Have you ever heard anything about Kyrgyzstan before? I didn't, until I got this amazing opportunity to participate in a field trip to this fascinating country. Google map shows a very mountainous landscape; it is indeed: mountains cover 95% of the country. The country was part of Soviet union (until 1991), that’s why almost all Kyrgyz speak perfectly Russian, the academic language is Russian and many people in cities talk in Russian to each other (at least learn some numbers and the Cyrillic script, I didn’t but it would help :P).
In the excursion participated 30 students, five experts (geologist, geographer, agronomist, biologist as well as a translator) and THE kitchen team, which cooked us really nice food every day (love you!). We learned a lot about the country, since the experts were from the area. They taught us so much; about disputes with the neighbors Uzbekistan (Uzbek enclaves within Kyrgyzstan, as a result of Stalins’ arbitrarily way of making borders- on purpose to prevent any revolts), water conflicts between Kazakhstan and Kyrgyzstan, the dominant role of China (they are building power supply lines and streets, with imported Chinese workers, of course and “for free”, in return they get access to valuable resources), the impacts of the independence and much more.
Agriculturally the independence caused big crises. The whole land, as well as animals and machines etc., from Kolkhoz and Sovkhoz, were divided between citizens (all citizens! not only farmers). Land between 0.2 ha to 12 ha per person was distributed (depending on the area). The big difference caused a huge domestic migration to the north (that’s why Bishkek grew so fast). Also on the animals it had big impacts: for example counted Kyrgyzstan 81'000 Yaks in 1989, compared with 2012: only 18'000 Yaks were registered (what else than slaughtering would normal citizens, without farming knowledge, do). Same for sheep 1986: 12 million sheep, 1996: 2.8 m., 2014: 5.65 m, and other animals. Kyrgyz told me, that during Soviet time things worked better, but they wouldn’t want to go back, because of freedom.

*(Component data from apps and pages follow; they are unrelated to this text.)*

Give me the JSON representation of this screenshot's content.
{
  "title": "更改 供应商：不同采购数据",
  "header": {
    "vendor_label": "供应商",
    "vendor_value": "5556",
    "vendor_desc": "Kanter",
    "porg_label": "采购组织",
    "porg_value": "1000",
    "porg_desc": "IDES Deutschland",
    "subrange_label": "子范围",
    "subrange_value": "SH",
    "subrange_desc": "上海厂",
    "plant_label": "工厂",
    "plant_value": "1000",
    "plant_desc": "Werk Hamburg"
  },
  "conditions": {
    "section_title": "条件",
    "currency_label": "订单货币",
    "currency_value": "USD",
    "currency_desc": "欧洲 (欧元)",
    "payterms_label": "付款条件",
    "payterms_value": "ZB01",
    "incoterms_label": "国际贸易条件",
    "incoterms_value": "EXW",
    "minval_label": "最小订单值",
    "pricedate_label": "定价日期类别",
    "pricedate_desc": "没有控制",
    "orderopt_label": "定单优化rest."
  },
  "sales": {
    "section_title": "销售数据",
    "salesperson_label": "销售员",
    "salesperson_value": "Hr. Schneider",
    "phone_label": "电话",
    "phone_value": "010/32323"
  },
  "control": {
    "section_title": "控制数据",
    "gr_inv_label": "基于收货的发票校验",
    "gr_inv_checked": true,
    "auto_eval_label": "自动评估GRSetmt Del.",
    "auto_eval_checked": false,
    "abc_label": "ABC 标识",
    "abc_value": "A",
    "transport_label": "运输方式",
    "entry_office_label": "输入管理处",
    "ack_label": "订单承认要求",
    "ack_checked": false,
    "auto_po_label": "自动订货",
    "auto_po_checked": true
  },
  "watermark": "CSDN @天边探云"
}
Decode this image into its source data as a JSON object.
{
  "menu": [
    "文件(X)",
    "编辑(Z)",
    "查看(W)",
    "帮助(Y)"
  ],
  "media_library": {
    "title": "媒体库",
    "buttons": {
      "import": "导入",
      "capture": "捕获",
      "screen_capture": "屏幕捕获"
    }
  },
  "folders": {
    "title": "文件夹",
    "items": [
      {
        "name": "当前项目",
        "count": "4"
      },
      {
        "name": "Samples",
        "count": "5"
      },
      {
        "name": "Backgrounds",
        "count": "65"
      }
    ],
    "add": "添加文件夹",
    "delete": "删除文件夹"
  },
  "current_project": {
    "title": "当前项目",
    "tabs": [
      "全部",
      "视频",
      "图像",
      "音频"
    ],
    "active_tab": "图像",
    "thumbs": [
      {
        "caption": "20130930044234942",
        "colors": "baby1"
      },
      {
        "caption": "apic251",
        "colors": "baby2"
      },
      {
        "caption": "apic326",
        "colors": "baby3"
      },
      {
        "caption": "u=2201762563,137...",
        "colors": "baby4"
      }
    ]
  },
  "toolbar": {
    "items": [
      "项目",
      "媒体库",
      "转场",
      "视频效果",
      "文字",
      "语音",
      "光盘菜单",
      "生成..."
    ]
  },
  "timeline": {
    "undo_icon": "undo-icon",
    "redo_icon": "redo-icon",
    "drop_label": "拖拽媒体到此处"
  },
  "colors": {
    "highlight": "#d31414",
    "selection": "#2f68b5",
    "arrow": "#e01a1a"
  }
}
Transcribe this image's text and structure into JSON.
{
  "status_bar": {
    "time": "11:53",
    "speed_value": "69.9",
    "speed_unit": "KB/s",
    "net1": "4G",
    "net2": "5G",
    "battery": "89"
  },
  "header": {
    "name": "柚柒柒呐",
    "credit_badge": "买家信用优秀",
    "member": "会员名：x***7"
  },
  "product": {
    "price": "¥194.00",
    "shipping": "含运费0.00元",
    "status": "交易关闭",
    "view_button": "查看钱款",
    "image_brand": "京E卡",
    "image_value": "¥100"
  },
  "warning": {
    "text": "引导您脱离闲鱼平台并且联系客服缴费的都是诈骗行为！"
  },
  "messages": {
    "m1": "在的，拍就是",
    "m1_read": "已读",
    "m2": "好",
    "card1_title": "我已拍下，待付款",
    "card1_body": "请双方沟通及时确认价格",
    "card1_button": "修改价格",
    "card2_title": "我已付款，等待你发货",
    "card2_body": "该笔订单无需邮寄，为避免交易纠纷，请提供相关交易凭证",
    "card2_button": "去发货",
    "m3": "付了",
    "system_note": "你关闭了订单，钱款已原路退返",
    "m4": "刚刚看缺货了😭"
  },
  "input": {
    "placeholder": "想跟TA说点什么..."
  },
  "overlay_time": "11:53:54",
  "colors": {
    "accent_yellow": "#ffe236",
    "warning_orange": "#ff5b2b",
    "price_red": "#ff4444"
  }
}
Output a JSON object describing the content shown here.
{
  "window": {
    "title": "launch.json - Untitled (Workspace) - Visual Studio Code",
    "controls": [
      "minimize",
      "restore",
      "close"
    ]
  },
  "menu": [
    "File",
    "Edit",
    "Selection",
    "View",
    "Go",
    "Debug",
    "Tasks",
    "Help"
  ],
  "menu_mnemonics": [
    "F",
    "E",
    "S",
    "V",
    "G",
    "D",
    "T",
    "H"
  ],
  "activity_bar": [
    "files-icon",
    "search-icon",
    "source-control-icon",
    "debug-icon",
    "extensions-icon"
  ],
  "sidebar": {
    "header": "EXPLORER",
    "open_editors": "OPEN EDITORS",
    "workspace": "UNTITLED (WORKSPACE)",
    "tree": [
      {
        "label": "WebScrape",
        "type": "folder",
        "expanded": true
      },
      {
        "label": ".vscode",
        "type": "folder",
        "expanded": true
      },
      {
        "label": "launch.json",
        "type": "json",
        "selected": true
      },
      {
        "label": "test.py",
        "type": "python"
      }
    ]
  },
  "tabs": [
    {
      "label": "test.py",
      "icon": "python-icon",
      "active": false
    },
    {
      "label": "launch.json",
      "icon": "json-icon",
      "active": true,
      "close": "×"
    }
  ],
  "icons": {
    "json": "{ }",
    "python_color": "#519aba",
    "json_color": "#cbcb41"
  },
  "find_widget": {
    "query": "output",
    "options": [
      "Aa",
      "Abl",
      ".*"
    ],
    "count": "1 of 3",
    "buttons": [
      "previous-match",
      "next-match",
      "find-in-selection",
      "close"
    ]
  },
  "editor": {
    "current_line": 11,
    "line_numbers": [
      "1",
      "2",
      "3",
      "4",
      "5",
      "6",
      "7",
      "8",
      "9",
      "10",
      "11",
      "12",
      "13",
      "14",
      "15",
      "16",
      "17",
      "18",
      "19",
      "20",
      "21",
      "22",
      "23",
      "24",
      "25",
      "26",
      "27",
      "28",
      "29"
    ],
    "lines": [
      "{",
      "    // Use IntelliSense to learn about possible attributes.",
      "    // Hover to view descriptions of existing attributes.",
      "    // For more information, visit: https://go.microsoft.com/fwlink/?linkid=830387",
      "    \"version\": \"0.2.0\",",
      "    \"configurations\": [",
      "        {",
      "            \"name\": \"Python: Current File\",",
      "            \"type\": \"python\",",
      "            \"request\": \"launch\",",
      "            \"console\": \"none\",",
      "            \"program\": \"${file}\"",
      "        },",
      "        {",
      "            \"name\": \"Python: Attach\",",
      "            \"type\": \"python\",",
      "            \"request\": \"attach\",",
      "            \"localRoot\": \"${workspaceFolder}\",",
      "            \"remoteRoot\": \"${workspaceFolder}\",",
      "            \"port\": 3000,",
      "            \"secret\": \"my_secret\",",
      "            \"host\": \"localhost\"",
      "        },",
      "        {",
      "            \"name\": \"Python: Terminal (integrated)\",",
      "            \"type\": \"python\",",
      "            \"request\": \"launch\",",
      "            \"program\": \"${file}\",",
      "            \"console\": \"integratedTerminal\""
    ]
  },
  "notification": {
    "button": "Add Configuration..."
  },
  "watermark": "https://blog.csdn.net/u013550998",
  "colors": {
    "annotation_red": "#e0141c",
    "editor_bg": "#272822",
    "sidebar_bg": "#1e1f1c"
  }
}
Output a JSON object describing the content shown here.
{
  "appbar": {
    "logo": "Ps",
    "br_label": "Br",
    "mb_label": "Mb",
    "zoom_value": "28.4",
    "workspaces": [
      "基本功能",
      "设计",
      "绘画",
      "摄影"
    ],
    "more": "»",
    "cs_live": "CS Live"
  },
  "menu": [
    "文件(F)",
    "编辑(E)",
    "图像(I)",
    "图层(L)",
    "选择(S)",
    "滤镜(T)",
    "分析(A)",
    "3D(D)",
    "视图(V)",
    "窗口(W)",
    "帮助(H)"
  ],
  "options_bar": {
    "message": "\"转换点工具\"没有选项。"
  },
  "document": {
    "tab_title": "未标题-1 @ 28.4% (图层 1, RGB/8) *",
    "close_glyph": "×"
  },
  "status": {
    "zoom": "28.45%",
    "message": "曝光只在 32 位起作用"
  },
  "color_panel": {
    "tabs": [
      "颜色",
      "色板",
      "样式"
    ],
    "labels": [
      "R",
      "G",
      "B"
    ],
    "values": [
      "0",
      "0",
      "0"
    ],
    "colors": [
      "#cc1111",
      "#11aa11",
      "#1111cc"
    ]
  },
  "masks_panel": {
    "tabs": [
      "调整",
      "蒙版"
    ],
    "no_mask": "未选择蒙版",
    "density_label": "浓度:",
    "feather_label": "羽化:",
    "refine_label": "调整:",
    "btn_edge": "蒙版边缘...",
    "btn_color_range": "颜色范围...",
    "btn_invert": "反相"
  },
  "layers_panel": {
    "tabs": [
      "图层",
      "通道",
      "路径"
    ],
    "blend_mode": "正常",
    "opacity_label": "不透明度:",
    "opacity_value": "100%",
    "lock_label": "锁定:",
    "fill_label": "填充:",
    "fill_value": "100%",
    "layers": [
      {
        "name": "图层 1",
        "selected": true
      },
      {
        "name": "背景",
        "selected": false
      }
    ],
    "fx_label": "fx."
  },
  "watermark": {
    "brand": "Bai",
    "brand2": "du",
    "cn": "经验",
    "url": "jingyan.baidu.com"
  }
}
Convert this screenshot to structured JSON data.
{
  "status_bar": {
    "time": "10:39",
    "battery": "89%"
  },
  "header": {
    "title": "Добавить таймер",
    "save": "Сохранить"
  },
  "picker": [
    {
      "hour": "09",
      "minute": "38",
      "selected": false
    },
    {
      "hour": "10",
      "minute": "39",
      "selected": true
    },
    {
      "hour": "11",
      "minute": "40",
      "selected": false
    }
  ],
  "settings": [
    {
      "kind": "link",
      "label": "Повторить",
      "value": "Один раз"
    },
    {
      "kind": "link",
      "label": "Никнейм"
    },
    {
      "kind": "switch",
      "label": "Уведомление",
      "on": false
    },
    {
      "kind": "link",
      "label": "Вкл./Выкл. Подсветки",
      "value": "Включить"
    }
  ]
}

I could write a lot more about all our experiences, but due to my limited time I’ll finish this article with 10 reasons why you should travel to Kyrgyzstan:
1. Because no one else was there
2. The landscape is absolutely fantastic!
3. To be picked up by a herder man on top of a hill and be showed around, getting explained how you say sheep, horses, cows and goats, in Russian (or was it Kyrgyz?), while riding his horse! (Maybe it’s more a girly thing)
4. To eat fresh baked bread form a tandoori
5. To appreciate a normal toilet with flush and SEAT!! (Not to forget about soft toilet paper!!)
6. To learn to drink (and after some time even like) vodka instead of water, before, during and after dinner.
7. Always remember: the three most important things to buy, according to our Geographer: Water, vodka and toilet paper (please read it with a Russian accent :D)? expensive vodky: 2 Euro
8. See eagles, vultures and snow leopard (sorry, the eagle, while photographing the snow leopard ;), took my camera)
9. To have diarrhea
10. If you like to have attention: people will be interested in you, although, or maybe because your only words are salam, rachmat and … (forgot it already again :,()